» **INSTRUCTIONS TO FOLLOW**:
Copy every line that holds the string "author" from the data below.

%%

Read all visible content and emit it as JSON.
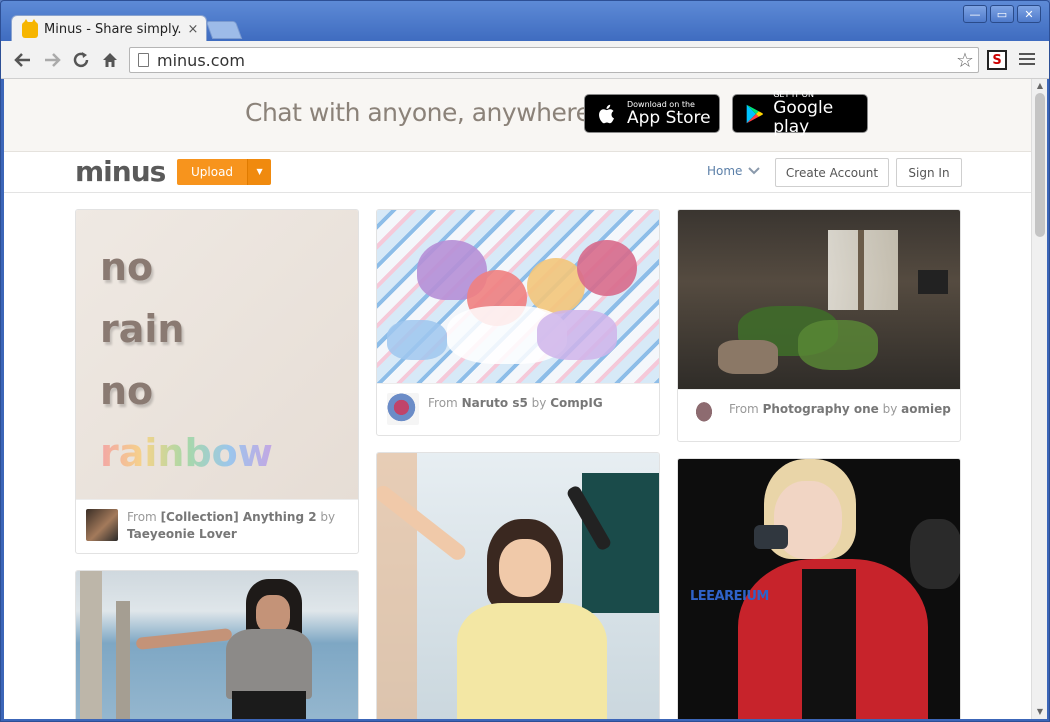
{
  "browser": {
    "tab_title": "Minus - Share simply.",
    "tab_close": "×",
    "url": "minus.com",
    "window_controls": {
      "minimize": "—",
      "maximize": "▭",
      "close": "✕"
    },
    "extension_label": "S"
  },
  "promo": {
    "headline": "Chat with anyone, anywhere.",
    "app_store": {
      "small": "Download on the",
      "big": "App Store"
    },
    "google_play": {
      "small": "GET IT ON",
      "big": "Google play"
    }
  },
  "header": {
    "logo": "minus",
    "upload_label": "Upload",
    "home_label": "Home",
    "create_account_label": "Create Account",
    "sign_in_label": "Sign In"
  },
  "cards": [
    {
      "image_text": [
        "no",
        "rain",
        "no",
        "rainbow"
      ],
      "from": "From",
      "collection": "[Collection] Anything 2",
      "by": "by",
      "author": "Taeyeonie Lover"
    },
    {
      "from": "From",
      "collection": "Naruto s5",
      "by": "by",
      "author": "CompIG"
    },
    {
      "from": "From",
      "collection": "Photography one",
      "by": "by",
      "author": "aomiep"
    },
    {},
    {},
    {
      "watermark": "LEEAREIUM"
    }
  ],
  "colors": {
    "accent": "#f7941d",
    "link": "#5b7fa8",
    "text_muted": "#999999"
  }
}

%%

» **FINISHED TASK**:
      "author": "Taeyeonie Lover"
      "author": "CompIG"
      "author": "aomiep"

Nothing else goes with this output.